Assignment
From first line to last, the records below are to be duplicated exactly.
# # #
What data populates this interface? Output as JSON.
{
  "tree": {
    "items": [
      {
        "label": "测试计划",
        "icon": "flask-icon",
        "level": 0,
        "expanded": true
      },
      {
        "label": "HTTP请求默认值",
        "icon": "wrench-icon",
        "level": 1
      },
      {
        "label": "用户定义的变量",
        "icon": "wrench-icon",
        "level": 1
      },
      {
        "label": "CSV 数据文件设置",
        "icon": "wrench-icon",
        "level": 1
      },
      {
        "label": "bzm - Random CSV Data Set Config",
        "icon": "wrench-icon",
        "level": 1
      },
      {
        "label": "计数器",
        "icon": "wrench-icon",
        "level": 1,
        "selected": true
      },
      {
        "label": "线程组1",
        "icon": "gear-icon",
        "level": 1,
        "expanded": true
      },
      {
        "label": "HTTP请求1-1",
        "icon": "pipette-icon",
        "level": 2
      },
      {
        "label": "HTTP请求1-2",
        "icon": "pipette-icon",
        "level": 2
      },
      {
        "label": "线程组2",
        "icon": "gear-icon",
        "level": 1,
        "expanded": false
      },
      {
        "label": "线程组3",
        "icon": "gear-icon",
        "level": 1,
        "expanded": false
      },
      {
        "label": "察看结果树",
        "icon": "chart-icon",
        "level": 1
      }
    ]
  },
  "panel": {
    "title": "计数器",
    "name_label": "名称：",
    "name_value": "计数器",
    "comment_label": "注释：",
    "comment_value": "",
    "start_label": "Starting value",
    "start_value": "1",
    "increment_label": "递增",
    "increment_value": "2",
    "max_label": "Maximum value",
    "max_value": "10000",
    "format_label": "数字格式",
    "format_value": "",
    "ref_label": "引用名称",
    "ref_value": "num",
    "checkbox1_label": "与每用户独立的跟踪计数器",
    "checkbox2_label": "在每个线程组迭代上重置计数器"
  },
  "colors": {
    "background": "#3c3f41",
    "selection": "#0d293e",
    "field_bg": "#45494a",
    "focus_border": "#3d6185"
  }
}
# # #
Output for this task
What data populates this interface? Output as JSON.
{
  "tree": {
    "items": [
      {
        "label": "测试计划",
        "icon": "flask-icon",
        "level": 0,
        "expanded": true
      },
      {
        "label": "HTTP请求默认值",
        "icon": "wrench-icon",
        "level": 1
      },
      {
        "label": "用户定义的变量",
        "icon": "wrench-icon",
        "level": 1
      },
      {
        "label": "CSV 数据文件设置",
        "icon": "wrench-icon",
        "level": 1
      },
      {
        "label": "bzm - Random CSV Data Set Config",
        "icon": "wrench-icon",
        "level": 1
      },
      {
        "label": "计数器",
        "icon": "wrench-icon",
        "level": 1,
        "selected": true
      },
      {
        "label": "线程组1",
        "icon": "gear-icon",
        "level": 1,
        "expanded": true
      },
      {
        "label": "HTTP请求1-1",
        "icon": "pipette-icon",
        "level": 2
      },
      {
        "label": "HTTP请求1-2",
        "icon": "pipette-icon",
        "level": 2
      },
      {
        "label": "线程组2",
        "icon": "gear-icon",
        "level": 1,
        "expanded": false
      },
      {
        "label": "线程组3",
        "icon": "gear-icon",
        "level": 1,
        "expanded": false
      },
      {
        "label": "察看结果树",
        "icon": "chart-icon",
        "level": 1
      }
    ]
  },
  "panel": {
    "title": "计数器",
    "name_label": "名称：",
    "name_value": "计数器",
    "comment_label": "注释：",
    "comment_value": "",
    "start_label": "Starting value",
    "start_value": "1",
    "increment_label": "递增",
    "increment_value": "2",
    "max_label": "Maximum value",
    "max_value": "10000",
    "format_label": "数字格式",
    "format_value": "",
    "ref_label": "引用名称",
    "ref_value": "num",
    "checkbox1_label": "与每用户独立的跟踪计数器",
    "checkbox2_label": "在每个线程组迭代上重置计数器"
  },
  "colors": {
    "background": "#3c3f41",
    "selection": "#0d293e",
    "field_bg": "#45494a",
    "focus_border": "#3d6185"
  }
}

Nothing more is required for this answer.